WASHINGTON - The US military has sold forbidden equipment at least a
half-dozen times to middlemen for countries. The sales include fighter jet parts
and missile components.
case, federal investigators said, the contraband made it to Iran, a country
President Bush branded part of an "axis of evil."
In that instance, a Pakistani arms broker convicted of exporting US missile
parts to Iran resumed business after his release from prison. He purchased
Chinook helicopter engine parts for Iran from a US company that had bought them
in a Pentagon surplus sale. Immigration and Customs Enforcement agents, speaking
on condition of anonymity, say those parts made it to Iran.
The surplus sales can operate like a supermarket for arms dealers.

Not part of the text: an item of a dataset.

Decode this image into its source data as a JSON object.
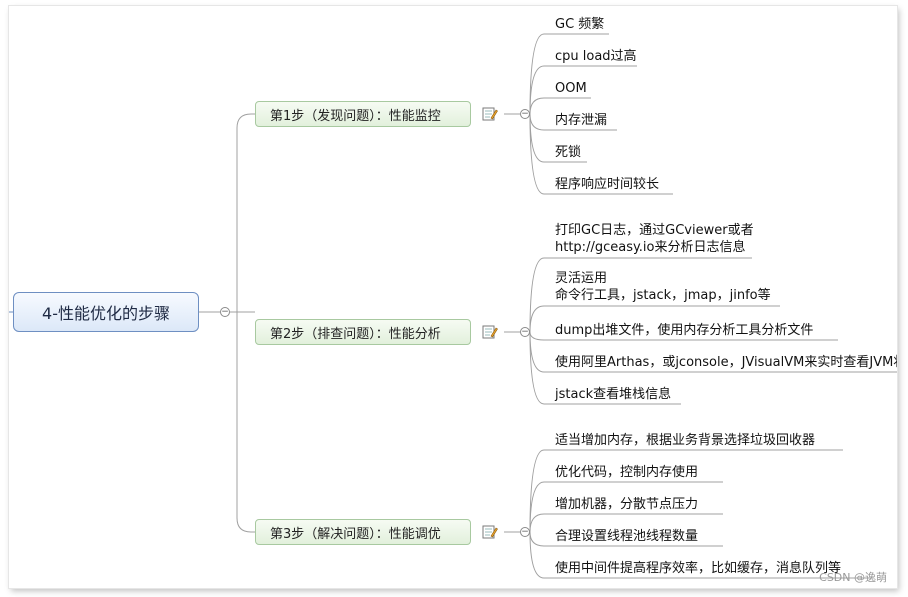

"Right Item, Right Time, Right Place, Right Price, Every Time. Best Value
Solutions for America's Warfighters," the Defense Reutilization and Marketing
Service says on its Web site, calling itself "the place to obtain original US
Government surplus property."
Federal investigators are increasingly anxious that Iran is within easy reach
of a top priority on its shopping list: parts for the precious fleet of F-14
"Tomcat" fighter jets the United States let Iran buy in the 1970s when it was an
In one case, convicted middlemen for Iran bought Tomcat parts from the
Defense Department's surplus division. Customs agents confiscated them and
returned them to the Pentagon, which sold them again -- customs evidence tags
still attached -- to another buyer, a suspected broker for Iran.
That incident appalled even an expert on weaknesses in Pentagon surplus
"That would be evidence of a significant breakdown, in my view, in controls
and processes," said Greg Kutz, the Government Accountability Office's head of
special investigations. "It shouldn't happen the first time, let alone the
A Defense Department official, Fred Baillie, said his agency followed
"The fact that those individuals chose to violate the law and the fact that
the customs people caught them really indicates that the process is working,"
said Baillie, the Defense Logistics Agency's executive director of distribution.
"Customs is supposed to check all exports to make sure that all the appropriate
certifications and licenses had been granted."
The Pentagon recently retired its Tomcats and is shipping tens of thousands
of spare parts to its surplus office -- the Defense Reutilization and Marketing
Service -- where they could be sold in public auctions. Iran is the only other
country flying F-14s.
"It stands to reason Iran will be even more aggressive in seeking F-14
parts," said Stephen Bogni, head of Immigration and Customs Enforcement's arms
export investigations. Iran can only produce about 15 percent of the parts
itself, he said.
Sensitive military surplus items are supposed to be demilitarized or
"de-milled" -- rendered useless for military purposes -- or, if auctioned, sold
only to buyers who promise to obey US arms embargoes, export controls and other